The story is about Harriet M. Welsch, aspiring spy, who uses her journal to take down observations of the people around her. The climax of the plot is that her journal is discovered and read by her friends – who then form the “Spy Catcher’s Club” to punish her. After some pain and suffering for all involved things do work out, though. Harriet’s friends lose interest in tormenting her. Then Harriet becomes editor of the class newspaper and uses her new position to make a public apology.
It’s not surprising why her friends are shocked when they read Harriet’s notebook. She doesn’t pull punches. And why should she? She thinks what she’s writing is private.
“WHEN I GROW UP I WILL BE A SPY. I WILL BE THE BEST SPY THERE EVER WAS AND I WILL KNOW EVERYTHING. EVERYTHING.”
“IF THEY HAD A BABY IT WOULD LAUGH ALL THE TIME AT THEM, SO IT’S A GOOD THING THEY DON’T. ALSO IT MIGHT NOT BE PERFECT, AND THEN THEY MIGHT KILL IT. I’M GLAD I’M NOT PERFECT.”
“MY MOTHER IS ALWAYS SAYING PINKY WHITEHEAD’S WHOLE PROBLEM IS HIS MOTHER. DOES HIS MOTHER HATE HIM? IF I HAD HIM I’D HATE HIM.”
In 2008 National Public Radio’s Morning Edition did a feature on the book, comparing Harriet with Nancy Drew, the other girl sleuth popular in the 1960s. Nancy was prim and proper, while Harriet was messy and loud – in fact at one point, Harriet finds out that the family’s cook is baking a cake, and deliberately stomps around the kitchen so that the cake falls in the pan.

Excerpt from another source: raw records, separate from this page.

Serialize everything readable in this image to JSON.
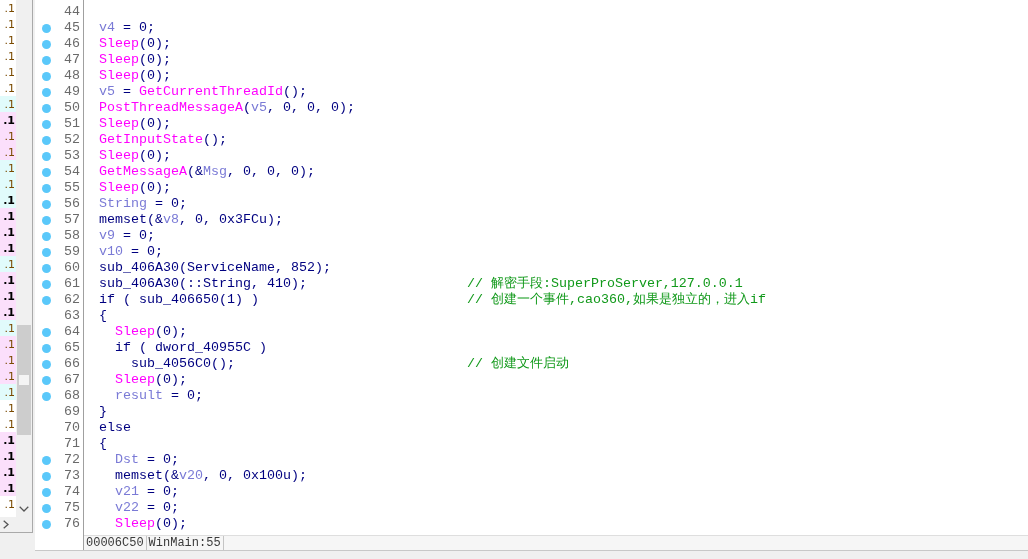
{
  "function_list": {
    "rows": [
      {
        "text": ".1",
        "color": "#ffffff",
        "bold": false
      },
      {
        "text": ".1",
        "color": "#ffffff",
        "bold": false
      },
      {
        "text": ".1",
        "color": "#ffffff",
        "bold": false
      },
      {
        "text": ".1",
        "color": "#ffffff",
        "bold": false
      },
      {
        "text": ".1",
        "color": "#ffffff",
        "bold": false
      },
      {
        "text": ".1",
        "color": "#ffffff",
        "bold": false
      },
      {
        "text": ".1",
        "color": "#e1fbfb",
        "bold": false
      },
      {
        "text": ".1",
        "color": "#fbdffb",
        "bold": true
      },
      {
        "text": ".1",
        "color": "#fbdffb",
        "bold": false
      },
      {
        "text": ".1",
        "color": "#fbdffb",
        "bold": false
      },
      {
        "text": ".1",
        "color": "#e1fbfb",
        "bold": false
      },
      {
        "text": ".1",
        "color": "#e1fbfb",
        "bold": false
      },
      {
        "text": ".1",
        "color": "#e1fbfb",
        "bold": true
      },
      {
        "text": ".1",
        "color": "#fbdffb",
        "bold": true
      },
      {
        "text": ".1",
        "color": "#fbdffb",
        "bold": true
      },
      {
        "text": ".1",
        "color": "#fbdffb",
        "bold": true
      },
      {
        "text": ".1",
        "color": "#e1fbfb",
        "bold": false
      },
      {
        "text": ".1",
        "color": "#fbdffb",
        "bold": true
      },
      {
        "text": ".1",
        "color": "#fbdffb",
        "bold": true
      },
      {
        "text": ".1",
        "color": "#fbdffb",
        "bold": true
      },
      {
        "text": ".1",
        "color": "#e1fbfb",
        "bold": false
      },
      {
        "text": ".1",
        "color": "#fbdffb",
        "bold": false
      },
      {
        "text": ".1",
        "color": "#fbdffb",
        "bold": false
      },
      {
        "text": ".1",
        "color": "#fbdffb",
        "bold": false
      },
      {
        "text": ".1",
        "color": "#e1fbfb",
        "bold": false
      },
      {
        "text": ".1",
        "color": "#ffffff",
        "bold": false
      },
      {
        "text": ".1",
        "color": "#ffffff",
        "bold": false
      },
      {
        "text": ".1",
        "color": "#fbdffb",
        "bold": true
      },
      {
        "text": ".1",
        "color": "#fbdffb",
        "bold": true
      },
      {
        "text": ".1",
        "color": "#fbdffb",
        "bold": true
      },
      {
        "text": ".1",
        "color": "#fbdffb",
        "bold": true
      },
      {
        "text": ".1",
        "color": "#ffffff",
        "bold": false
      }
    ]
  },
  "pseudocode": {
    "lines": [
      {
        "number": "44",
        "dot": false
      },
      {
        "number": "45",
        "dot": true,
        "tokens": [
          {
            "kind": "local",
            "text": "v4"
          },
          {
            "kind": "plain",
            "text": " = 0;"
          }
        ]
      },
      {
        "number": "46",
        "dot": true,
        "tokens": [
          {
            "kind": "import",
            "text": "Sleep"
          },
          {
            "kind": "plain",
            "text": "(0);"
          }
        ]
      },
      {
        "number": "47",
        "dot": true,
        "tokens": [
          {
            "kind": "import",
            "text": "Sleep"
          },
          {
            "kind": "plain",
            "text": "(0);"
          }
        ]
      },
      {
        "number": "48",
        "dot": true,
        "tokens": [
          {
            "kind": "import",
            "text": "Sleep"
          },
          {
            "kind": "plain",
            "text": "(0);"
          }
        ]
      },
      {
        "number": "49",
        "dot": true,
        "tokens": [
          {
            "kind": "local",
            "text": "v5"
          },
          {
            "kind": "plain",
            "text": " = "
          },
          {
            "kind": "import",
            "text": "GetCurrentThreadId"
          },
          {
            "kind": "plain",
            "text": "();"
          }
        ]
      },
      {
        "number": "50",
        "dot": true,
        "tokens": [
          {
            "kind": "import",
            "text": "PostThreadMessageA"
          },
          {
            "kind": "plain",
            "text": "("
          },
          {
            "kind": "local",
            "text": "v5"
          },
          {
            "kind": "plain",
            "text": ", 0, 0, 0);"
          }
        ]
      },
      {
        "number": "51",
        "dot": true,
        "tokens": [
          {
            "kind": "import",
            "text": "Sleep"
          },
          {
            "kind": "plain",
            "text": "(0);"
          }
        ]
      },
      {
        "number": "52",
        "dot": true,
        "tokens": [
          {
            "kind": "import",
            "text": "GetInputState"
          },
          {
            "kind": "plain",
            "text": "();"
          }
        ]
      },
      {
        "number": "53",
        "dot": true,
        "tokens": [
          {
            "kind": "import",
            "text": "Sleep"
          },
          {
            "kind": "plain",
            "text": "(0);"
          }
        ]
      },
      {
        "number": "54",
        "dot": true,
        "tokens": [
          {
            "kind": "import",
            "text": "GetMessageA"
          },
          {
            "kind": "plain",
            "text": "(&"
          },
          {
            "kind": "local",
            "text": "Msg"
          },
          {
            "kind": "plain",
            "text": ", 0, 0, 0);"
          }
        ]
      },
      {
        "number": "55",
        "dot": true,
        "tokens": [
          {
            "kind": "import",
            "text": "Sleep"
          },
          {
            "kind": "plain",
            "text": "(0);"
          }
        ]
      },
      {
        "number": "56",
        "dot": true,
        "tokens": [
          {
            "kind": "local",
            "text": "String"
          },
          {
            "kind": "plain",
            "text": " = 0;"
          }
        ]
      },
      {
        "number": "57",
        "dot": true,
        "tokens": [
          {
            "kind": "plain",
            "text": "memset(&"
          },
          {
            "kind": "local",
            "text": "v8"
          },
          {
            "kind": "plain",
            "text": ", 0, 0x3FCu);"
          }
        ]
      },
      {
        "number": "58",
        "dot": true,
        "tokens": [
          {
            "kind": "local",
            "text": "v9"
          },
          {
            "kind": "plain",
            "text": " = 0;"
          }
        ]
      },
      {
        "number": "59",
        "dot": true,
        "tokens": [
          {
            "kind": "local",
            "text": "v10"
          },
          {
            "kind": "plain",
            "text": " = 0;"
          }
        ]
      },
      {
        "number": "60",
        "dot": true,
        "tokens": [
          {
            "kind": "plain",
            "text": "sub_406A30(ServiceName, 852);"
          }
        ]
      },
      {
        "number": "61",
        "dot": true,
        "tokens": [
          {
            "kind": "plain",
            "text": "sub_406A30(::String, 410);"
          }
        ],
        "comment": "// 解密手段:SuperProServer,127.0.0.1"
      },
      {
        "number": "62",
        "dot": true,
        "tokens": [
          {
            "kind": "plain",
            "text": "if ( sub_406650(1) )"
          }
        ],
        "comment": "// 创建一个事件,cao360,如果是独立的，进入if"
      },
      {
        "number": "63",
        "dot": false,
        "tokens": [
          {
            "kind": "plain",
            "text": "{"
          }
        ],
        "children": [
          {
            "number": "64",
            "dot": true,
            "tokens": [
              {
                "kind": "import",
                "text": "Sleep"
              },
              {
                "kind": "plain",
                "text": "(0);"
              }
            ]
          },
          {
            "number": "65",
            "dot": true,
            "tokens": [
              {
                "kind": "plain",
                "text": "if ( dword_40955C )"
              }
            ],
            "children": [
              {
                "number": "66",
                "dot": true,
                "tokens": [
                  {
                    "kind": "plain",
                    "text": "sub_4056C0();"
                  }
                ],
                "comment": "// 创建文件启动"
              }
            ]
          },
          {
            "number": "67",
            "dot": true,
            "tokens": [
              {
                "kind": "import",
                "text": "Sleep"
              },
              {
                "kind": "plain",
                "text": "(0);"
              }
            ]
          },
          {
            "number": "68",
            "dot": true,
            "tokens": [
              {
                "kind": "local",
                "text": "result"
              },
              {
                "kind": "plain",
                "text": " = 0;"
              }
            ]
          }
        ]
      },
      {
        "number": "69",
        "dot": false,
        "tokens": [
          {
            "kind": "plain",
            "text": "}"
          }
        ]
      },
      {
        "number": "70",
        "dot": false,
        "tokens": [
          {
            "kind": "plain",
            "text": "else"
          }
        ]
      },
      {
        "number": "71",
        "dot": false,
        "tokens": [
          {
            "kind": "plain",
            "text": "{"
          }
        ],
        "children": [
          {
            "number": "72",
            "dot": true,
            "tokens": [
              {
                "kind": "local",
                "text": "Dst"
              },
              {
                "kind": "plain",
                "text": " = 0;"
              }
            ]
          },
          {
            "number": "73",
            "dot": true,
            "tokens": [
              {
                "kind": "plain",
                "text": "memset(&"
              },
              {
                "kind": "local",
                "text": "v20"
              },
              {
                "kind": "plain",
                "text": ", 0, 0x100u);"
              }
            ]
          },
          {
            "number": "74",
            "dot": true,
            "tokens": [
              {
                "kind": "local",
                "text": "v21"
              },
              {
                "kind": "plain",
                "text": " = 0;"
              }
            ]
          },
          {
            "number": "75",
            "dot": true,
            "tokens": [
              {
                "kind": "local",
                "text": "v22"
              },
              {
                "kind": "plain",
                "text": " = 0;"
              }
            ]
          },
          {
            "number": "76",
            "dot": true,
            "tokens": [
              {
                "kind": "import",
                "text": "Sleep"
              },
              {
                "kind": "plain",
                "text": "(0);"
              }
            ]
          }
        ]
      }
    ]
  },
  "status_bar": {
    "address": "00006C50",
    "location": "WinMain:55"
  }
}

When I read the book in elementary school, I loved it because I recognized myself in Harriet. Like her, I felt like an observer among my peers, not quite able to fit in; like her I felt compelled to write my observations down, and I didn’t know many other kids who did that. But Harriet had something I didn’t think I had, and that was fearlessness. She wrote exactly what she thought, without editing. She faithfully covered her “spy route” and kitted herself out with detective tools that she wore on a belt around her waist.
And Harriet learns that different kinds of honesty exist – a key lesson for writers everywhere, no matter what age. After her journal has been discovered, Harriet receives a letter from her former nanny, Ole Golly, who tells her that if anyone ever reads her notebook, “You have to do two things, and you don’t like either one of them. 1: You have to apologize. 2: You have to lie. Otherwise you are going to lose a friend.” Ole Golly also tells Harriet that “little lies that make people feel better are not bad, like thanking someone for a meal they made even if you hated it, or telling a sick person they look better when they don’t, or someone with a hideous new hat that it’s lovely. But to yourself you must tell the truth.”
One may or may not agree with these ideas about truth and lies, but the fact that Fitzhugh explored them through a book that had an 11-year-old girl as its heroine knocks my socks off, even now. What did I learn from Harriet the Spy? Writing the truth isn’t always tidy, or convenient — and it’s necessary to handle one’s writing with care — but it’s crucial to an authentic creative process. Writers need their pens, their paper in order to understand the world, and they need the freedom to write without censorship, internal or external. When Harriet’s parents take her notebook away, she realizes how important writing is to her: “She found that when she didn’t have a notebook it was hard for her to think. The thoughts came slowly, as though they had to squeeze through a tiny door to get to her, whereas when she wrote, they flowed out faster than she could put them down.” I could relate to this feeling when I was 11, and I can relate to it now.